© 2011 – Routledge
184 pages | 6 B/W Illus.
Niklas Luhmann offers an accessible introduction to one of the most important sociologists of our time. It presents the key concepts within Luhmann’s multifaceted theory of modern society, and compares them with the work of other key social theorists such as Jürgen Habermas, Michel Foucault, and Zygmunt Bauman.
The book pays particular attention to introducing and discussing Luhmann’s original sociological systems theory. It presents a thorough investigation into the different phases of his oeuvre, through which both the shifting emphases as well as the continuities in his thinking are shown. The primary focus of this text is Luhmann’s theory of modern society as being differentiated into a plethora of ‘function systems’ – such as politics, law, and economy – which operate according to their own distinct logics and which cannot interfere with one another. For Luhmann, this functional differentiation works as a bulwark against totalitarian rule, and as such is a key foundation of modern democracy. Furthermore, the book critically examines the implications of this functional differentiation for inclusion and exclusion dynamics, as well as for the understanding of power and politics.
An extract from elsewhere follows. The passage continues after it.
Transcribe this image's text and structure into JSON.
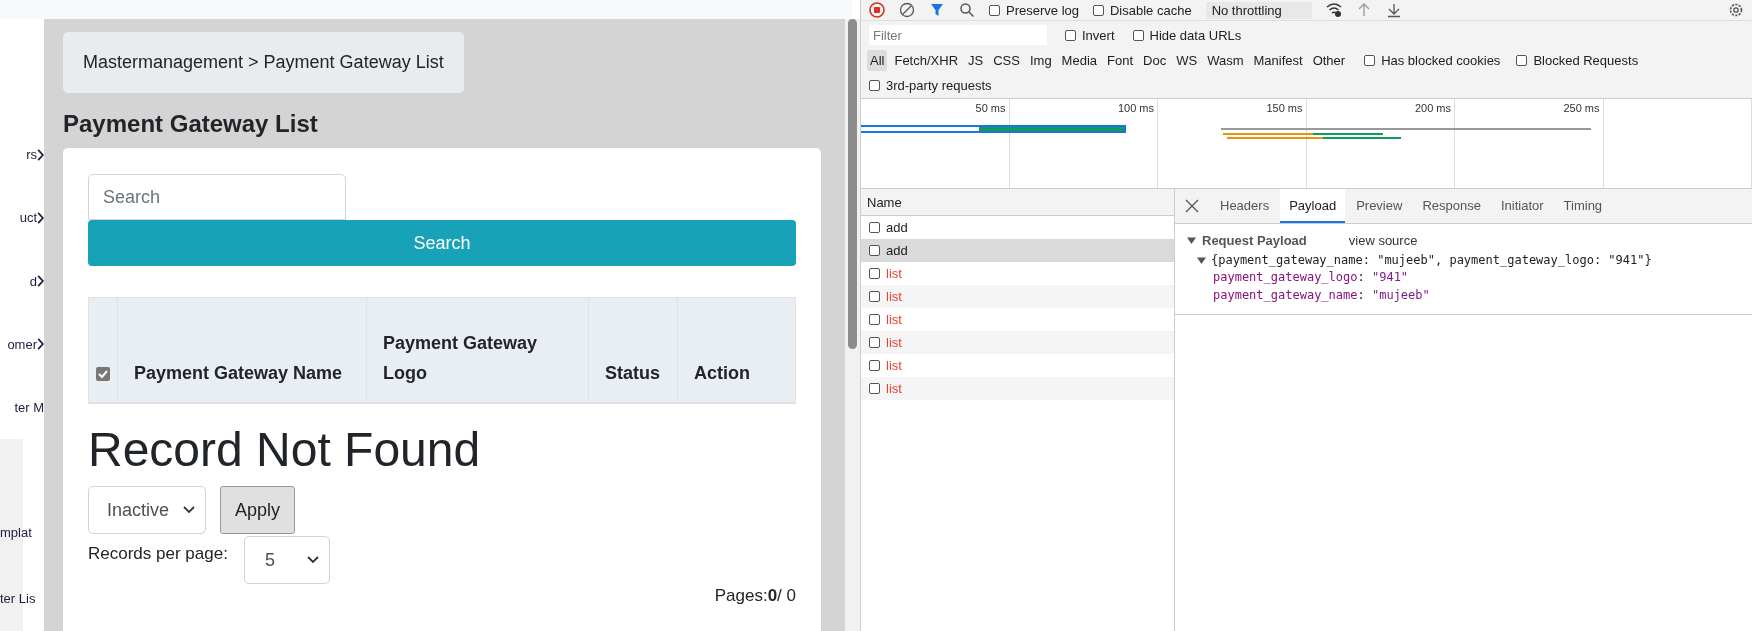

This is a key text for both undergraduate and postgraduate students of areas including contemporary social theory, political sociology, and sociology.
'…presents Luhmann’s key concepts clearly and succinctly.'
-Stephen Schecter in the Canadian Journal of Sociology, vol 36 no 4
1. Introduction 2. Social Systems 3. Observing Systems 4. The Functional Differentiation of Modern Society 5. Consequences of Function Differentiation 6. Power and Politics 7. Conclusion